[Web page and app entries]

☆ ☆ ☆ ☆

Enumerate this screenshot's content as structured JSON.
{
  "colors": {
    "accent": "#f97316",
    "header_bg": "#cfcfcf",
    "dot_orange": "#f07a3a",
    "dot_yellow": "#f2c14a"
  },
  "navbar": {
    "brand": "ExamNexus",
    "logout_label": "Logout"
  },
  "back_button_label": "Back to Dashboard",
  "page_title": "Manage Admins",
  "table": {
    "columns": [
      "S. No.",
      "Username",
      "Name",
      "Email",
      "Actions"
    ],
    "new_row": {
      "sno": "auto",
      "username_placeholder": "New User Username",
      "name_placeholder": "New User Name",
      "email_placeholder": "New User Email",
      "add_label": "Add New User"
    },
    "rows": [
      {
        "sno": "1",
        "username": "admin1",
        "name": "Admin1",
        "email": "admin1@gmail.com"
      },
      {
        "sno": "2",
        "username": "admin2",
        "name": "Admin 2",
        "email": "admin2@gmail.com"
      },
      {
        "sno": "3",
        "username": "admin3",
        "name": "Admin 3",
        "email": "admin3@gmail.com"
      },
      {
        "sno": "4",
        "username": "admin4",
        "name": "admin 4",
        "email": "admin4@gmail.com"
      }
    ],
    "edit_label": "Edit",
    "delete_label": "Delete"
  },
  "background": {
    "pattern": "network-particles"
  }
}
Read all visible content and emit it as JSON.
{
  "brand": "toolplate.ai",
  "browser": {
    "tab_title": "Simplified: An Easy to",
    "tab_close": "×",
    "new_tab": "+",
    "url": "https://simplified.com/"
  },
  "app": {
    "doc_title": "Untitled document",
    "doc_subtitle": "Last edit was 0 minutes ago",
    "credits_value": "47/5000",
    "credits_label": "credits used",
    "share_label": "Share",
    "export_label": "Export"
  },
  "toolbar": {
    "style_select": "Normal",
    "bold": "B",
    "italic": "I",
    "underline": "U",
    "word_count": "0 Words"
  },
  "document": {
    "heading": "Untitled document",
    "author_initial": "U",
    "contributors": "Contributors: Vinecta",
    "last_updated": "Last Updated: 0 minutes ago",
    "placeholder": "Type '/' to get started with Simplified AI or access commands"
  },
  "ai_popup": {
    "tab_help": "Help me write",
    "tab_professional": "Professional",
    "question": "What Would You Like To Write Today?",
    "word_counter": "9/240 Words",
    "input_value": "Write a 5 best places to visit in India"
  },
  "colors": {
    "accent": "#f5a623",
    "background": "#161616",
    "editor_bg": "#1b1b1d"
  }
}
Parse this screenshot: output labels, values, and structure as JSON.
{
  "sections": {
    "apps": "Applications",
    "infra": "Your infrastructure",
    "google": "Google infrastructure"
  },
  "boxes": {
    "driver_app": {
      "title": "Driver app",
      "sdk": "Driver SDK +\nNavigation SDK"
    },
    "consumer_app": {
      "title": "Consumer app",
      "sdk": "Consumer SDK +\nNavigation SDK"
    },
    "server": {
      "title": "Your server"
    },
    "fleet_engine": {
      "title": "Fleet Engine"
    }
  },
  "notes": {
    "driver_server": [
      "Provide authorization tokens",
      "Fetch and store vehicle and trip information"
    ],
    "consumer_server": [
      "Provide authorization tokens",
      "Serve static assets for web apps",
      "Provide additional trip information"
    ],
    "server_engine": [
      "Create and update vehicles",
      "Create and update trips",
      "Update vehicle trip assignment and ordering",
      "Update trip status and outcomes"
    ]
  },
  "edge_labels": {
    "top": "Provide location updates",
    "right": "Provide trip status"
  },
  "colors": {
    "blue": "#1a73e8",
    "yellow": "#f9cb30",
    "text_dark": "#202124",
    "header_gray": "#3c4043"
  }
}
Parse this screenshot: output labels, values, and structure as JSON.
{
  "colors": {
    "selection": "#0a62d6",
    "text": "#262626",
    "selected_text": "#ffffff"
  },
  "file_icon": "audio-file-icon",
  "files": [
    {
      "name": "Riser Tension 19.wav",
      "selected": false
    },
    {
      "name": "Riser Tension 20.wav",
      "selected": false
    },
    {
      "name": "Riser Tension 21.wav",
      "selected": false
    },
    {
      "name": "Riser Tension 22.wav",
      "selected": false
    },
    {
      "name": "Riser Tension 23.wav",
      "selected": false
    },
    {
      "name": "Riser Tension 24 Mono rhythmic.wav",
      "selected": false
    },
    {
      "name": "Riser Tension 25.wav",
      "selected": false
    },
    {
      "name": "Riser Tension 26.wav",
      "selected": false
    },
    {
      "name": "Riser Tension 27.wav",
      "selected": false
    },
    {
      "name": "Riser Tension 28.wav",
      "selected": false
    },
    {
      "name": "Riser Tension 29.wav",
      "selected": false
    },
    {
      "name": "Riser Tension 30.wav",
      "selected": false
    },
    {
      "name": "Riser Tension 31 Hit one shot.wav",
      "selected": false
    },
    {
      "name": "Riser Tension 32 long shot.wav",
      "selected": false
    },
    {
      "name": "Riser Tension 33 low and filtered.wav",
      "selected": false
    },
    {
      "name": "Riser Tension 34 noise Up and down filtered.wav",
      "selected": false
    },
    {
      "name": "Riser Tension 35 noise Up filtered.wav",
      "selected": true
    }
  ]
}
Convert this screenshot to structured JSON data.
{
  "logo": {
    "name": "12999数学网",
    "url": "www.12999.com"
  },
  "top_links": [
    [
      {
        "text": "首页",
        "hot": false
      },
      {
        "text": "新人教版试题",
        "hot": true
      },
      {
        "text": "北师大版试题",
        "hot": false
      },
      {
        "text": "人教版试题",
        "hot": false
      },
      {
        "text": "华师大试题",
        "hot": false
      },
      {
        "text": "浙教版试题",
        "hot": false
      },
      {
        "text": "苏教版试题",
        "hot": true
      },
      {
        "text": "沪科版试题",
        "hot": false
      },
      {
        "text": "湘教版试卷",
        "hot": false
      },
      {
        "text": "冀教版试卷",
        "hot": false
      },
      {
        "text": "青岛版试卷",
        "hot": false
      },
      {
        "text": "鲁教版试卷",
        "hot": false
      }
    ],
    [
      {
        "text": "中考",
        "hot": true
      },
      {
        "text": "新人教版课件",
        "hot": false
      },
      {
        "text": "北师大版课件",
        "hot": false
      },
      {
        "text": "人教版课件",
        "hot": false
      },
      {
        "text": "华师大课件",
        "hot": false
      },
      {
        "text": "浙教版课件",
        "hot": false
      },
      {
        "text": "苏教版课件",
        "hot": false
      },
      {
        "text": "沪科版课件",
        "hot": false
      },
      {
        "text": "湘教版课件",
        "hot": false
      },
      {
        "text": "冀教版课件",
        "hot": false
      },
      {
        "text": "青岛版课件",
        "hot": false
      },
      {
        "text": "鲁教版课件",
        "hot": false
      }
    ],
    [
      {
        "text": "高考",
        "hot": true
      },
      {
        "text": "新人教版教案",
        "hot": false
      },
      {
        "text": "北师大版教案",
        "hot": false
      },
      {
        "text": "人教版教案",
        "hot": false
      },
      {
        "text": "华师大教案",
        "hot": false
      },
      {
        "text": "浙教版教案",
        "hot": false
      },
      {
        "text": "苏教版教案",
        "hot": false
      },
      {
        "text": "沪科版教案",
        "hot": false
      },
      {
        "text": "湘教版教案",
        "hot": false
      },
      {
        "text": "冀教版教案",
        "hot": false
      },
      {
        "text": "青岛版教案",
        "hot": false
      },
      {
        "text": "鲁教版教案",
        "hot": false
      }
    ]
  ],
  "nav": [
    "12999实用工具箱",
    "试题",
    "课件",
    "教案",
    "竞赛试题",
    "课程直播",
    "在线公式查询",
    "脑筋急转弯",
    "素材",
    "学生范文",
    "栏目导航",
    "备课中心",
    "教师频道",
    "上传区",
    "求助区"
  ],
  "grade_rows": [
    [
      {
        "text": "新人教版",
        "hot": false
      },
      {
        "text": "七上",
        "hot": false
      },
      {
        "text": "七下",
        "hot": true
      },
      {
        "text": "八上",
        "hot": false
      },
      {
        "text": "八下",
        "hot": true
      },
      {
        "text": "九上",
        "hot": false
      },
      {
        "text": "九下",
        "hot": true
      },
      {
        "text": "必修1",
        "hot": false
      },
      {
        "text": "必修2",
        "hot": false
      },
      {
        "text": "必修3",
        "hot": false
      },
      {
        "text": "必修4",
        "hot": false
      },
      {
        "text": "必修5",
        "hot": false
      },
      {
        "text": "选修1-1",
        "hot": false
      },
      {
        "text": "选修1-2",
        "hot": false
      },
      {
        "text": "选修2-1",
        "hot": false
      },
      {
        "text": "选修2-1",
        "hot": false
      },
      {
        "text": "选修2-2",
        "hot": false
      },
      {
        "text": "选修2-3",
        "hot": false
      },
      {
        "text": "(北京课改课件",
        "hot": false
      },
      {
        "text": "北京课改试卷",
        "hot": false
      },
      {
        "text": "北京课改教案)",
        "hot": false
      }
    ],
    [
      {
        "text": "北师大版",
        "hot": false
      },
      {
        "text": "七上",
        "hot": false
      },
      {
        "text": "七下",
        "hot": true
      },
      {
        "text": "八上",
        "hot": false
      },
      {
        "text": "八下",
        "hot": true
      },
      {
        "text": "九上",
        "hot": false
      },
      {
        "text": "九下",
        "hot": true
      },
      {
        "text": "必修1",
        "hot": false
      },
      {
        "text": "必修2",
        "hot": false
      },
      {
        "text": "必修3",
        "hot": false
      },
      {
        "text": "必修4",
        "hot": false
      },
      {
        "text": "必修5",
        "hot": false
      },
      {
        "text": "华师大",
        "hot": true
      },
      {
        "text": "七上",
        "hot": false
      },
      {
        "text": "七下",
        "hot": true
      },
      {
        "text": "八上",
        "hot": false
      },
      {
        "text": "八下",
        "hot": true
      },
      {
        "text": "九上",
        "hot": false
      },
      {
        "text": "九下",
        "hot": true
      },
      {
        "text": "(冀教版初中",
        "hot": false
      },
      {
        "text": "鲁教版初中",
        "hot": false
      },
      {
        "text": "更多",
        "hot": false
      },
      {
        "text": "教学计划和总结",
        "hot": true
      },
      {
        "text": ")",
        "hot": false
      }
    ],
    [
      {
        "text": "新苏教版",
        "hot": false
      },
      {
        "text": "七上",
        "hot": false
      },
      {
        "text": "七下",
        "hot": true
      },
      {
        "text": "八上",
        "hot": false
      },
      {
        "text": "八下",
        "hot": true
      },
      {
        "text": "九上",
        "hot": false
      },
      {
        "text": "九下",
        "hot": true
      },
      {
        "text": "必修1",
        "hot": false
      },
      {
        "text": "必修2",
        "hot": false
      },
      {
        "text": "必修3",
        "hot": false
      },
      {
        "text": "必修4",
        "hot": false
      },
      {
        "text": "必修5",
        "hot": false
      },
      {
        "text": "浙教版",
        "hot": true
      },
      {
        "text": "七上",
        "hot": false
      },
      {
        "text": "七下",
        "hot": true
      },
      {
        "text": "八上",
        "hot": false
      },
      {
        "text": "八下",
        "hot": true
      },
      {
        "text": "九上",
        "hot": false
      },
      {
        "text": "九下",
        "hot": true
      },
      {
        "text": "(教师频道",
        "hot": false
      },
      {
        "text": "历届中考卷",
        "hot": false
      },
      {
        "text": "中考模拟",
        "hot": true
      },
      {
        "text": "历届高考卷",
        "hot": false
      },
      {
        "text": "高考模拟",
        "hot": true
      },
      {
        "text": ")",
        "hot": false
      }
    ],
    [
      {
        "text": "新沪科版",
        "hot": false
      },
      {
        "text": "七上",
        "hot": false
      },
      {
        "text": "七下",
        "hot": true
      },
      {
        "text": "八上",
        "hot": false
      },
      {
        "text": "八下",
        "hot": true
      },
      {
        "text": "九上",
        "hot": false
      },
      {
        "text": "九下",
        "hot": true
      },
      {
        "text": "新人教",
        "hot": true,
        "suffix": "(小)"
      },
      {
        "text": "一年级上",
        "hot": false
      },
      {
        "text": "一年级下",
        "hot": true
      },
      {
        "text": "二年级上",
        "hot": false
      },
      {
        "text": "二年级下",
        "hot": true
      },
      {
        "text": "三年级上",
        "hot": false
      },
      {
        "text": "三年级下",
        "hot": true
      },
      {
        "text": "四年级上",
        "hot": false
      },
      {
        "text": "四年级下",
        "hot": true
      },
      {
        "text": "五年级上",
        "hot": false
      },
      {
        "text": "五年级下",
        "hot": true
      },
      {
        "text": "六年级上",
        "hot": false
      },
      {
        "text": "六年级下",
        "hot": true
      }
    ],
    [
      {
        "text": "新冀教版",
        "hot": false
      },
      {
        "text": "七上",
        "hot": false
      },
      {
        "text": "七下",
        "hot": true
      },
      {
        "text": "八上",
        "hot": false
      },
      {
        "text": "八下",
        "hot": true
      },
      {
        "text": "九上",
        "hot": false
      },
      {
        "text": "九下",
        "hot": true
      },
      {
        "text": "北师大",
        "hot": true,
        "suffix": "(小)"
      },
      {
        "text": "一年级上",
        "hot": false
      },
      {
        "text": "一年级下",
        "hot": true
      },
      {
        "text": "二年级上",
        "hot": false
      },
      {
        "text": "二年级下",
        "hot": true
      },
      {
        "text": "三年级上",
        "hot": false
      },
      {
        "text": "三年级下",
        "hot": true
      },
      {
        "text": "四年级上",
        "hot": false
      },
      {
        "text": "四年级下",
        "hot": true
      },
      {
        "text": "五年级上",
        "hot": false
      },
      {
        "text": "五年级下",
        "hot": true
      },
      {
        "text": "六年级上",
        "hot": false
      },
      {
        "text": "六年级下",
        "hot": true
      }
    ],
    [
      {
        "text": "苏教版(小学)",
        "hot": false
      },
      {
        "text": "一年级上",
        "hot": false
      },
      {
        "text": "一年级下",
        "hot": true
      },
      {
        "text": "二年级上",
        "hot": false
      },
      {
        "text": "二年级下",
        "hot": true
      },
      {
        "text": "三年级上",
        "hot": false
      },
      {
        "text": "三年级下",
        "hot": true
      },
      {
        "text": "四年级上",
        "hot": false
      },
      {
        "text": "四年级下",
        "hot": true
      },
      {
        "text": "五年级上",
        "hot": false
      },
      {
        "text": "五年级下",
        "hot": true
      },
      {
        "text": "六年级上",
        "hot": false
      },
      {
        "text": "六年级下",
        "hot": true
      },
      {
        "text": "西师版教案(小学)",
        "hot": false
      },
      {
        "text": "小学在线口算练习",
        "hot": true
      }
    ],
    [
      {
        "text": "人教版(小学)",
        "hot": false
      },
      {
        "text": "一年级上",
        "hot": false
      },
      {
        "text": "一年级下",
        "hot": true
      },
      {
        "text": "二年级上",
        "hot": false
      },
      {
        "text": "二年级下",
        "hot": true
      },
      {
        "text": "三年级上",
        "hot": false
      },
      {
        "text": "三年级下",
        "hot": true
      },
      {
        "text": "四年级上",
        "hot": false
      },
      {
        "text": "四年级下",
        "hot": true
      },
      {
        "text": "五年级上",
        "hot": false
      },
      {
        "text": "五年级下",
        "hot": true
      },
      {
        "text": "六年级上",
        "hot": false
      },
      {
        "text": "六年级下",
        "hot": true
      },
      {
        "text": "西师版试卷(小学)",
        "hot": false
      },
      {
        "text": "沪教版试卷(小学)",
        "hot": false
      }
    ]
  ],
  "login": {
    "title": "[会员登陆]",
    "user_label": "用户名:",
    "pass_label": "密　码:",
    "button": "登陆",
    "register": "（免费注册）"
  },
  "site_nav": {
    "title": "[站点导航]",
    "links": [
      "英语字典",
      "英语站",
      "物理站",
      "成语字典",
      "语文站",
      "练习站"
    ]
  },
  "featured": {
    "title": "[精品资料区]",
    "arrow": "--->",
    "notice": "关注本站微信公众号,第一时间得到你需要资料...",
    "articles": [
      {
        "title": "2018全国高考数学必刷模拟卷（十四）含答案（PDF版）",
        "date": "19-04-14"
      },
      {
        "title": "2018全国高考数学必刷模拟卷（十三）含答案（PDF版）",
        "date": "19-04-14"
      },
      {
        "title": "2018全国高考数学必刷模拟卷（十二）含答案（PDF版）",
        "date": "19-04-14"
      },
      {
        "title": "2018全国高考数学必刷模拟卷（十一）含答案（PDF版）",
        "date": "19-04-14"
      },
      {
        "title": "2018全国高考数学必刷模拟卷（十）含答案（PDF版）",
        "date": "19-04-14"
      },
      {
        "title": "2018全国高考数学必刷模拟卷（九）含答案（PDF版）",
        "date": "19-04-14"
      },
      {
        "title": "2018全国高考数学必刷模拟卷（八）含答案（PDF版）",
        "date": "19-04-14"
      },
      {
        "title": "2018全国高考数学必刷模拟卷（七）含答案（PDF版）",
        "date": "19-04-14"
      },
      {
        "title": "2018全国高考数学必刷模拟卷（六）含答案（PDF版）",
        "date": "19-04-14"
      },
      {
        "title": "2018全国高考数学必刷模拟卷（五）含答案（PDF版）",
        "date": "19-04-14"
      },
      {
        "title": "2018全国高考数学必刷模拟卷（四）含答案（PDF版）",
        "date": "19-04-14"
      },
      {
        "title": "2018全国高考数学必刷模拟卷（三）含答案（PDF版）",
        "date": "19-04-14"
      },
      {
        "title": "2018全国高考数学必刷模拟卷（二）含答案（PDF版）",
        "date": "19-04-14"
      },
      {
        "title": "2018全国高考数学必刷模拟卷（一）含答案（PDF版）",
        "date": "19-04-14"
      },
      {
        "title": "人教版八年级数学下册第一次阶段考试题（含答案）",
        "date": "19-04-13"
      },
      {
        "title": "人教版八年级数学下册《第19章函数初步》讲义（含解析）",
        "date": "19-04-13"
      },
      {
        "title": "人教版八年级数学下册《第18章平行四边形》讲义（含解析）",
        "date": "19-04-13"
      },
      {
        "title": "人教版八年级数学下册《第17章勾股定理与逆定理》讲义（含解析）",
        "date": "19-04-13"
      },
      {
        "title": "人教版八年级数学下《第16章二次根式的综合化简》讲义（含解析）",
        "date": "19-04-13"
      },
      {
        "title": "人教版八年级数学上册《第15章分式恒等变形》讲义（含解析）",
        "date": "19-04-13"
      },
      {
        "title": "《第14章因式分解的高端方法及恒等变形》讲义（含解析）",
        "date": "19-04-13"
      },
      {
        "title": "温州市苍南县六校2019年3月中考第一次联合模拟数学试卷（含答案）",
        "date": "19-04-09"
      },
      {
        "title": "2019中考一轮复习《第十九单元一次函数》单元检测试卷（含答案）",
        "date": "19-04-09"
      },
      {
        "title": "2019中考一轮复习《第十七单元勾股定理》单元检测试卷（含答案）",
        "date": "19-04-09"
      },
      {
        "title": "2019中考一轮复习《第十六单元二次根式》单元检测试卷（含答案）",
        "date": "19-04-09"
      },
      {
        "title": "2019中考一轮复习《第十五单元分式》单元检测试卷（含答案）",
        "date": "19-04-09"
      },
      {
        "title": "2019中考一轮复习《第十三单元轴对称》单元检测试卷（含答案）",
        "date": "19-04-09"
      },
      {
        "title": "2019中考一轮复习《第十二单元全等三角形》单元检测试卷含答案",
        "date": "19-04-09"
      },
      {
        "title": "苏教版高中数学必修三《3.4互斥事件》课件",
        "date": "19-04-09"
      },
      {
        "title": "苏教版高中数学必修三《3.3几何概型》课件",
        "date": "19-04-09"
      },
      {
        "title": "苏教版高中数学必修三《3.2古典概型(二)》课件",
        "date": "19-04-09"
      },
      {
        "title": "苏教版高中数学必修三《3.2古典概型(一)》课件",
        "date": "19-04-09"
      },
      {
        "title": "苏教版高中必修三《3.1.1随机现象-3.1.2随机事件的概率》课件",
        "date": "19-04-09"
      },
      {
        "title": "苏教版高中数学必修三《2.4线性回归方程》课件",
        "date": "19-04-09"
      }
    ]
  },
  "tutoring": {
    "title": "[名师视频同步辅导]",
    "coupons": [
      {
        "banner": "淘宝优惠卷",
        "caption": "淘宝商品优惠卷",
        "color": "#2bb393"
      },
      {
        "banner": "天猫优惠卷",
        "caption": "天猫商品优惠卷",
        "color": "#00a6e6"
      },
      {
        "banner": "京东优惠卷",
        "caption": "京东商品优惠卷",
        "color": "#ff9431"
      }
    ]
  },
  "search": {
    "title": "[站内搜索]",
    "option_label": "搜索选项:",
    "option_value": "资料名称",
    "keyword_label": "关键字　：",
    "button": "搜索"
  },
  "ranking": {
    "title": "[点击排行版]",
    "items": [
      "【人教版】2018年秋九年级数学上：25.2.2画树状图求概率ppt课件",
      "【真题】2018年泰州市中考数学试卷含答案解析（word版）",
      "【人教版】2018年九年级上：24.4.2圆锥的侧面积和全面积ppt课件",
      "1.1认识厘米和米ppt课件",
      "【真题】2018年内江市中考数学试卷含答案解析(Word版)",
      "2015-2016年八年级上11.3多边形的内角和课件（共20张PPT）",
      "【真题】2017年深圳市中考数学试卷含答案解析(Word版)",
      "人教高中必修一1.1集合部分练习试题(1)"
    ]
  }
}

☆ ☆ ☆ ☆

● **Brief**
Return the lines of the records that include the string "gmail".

● **Solution for this problem**
        "email": "admin1@gmail.com"
        "email": "admin2@gmail.com"
        "email": "admin3@gmail.com"
        "email": "admin4@gmail.com"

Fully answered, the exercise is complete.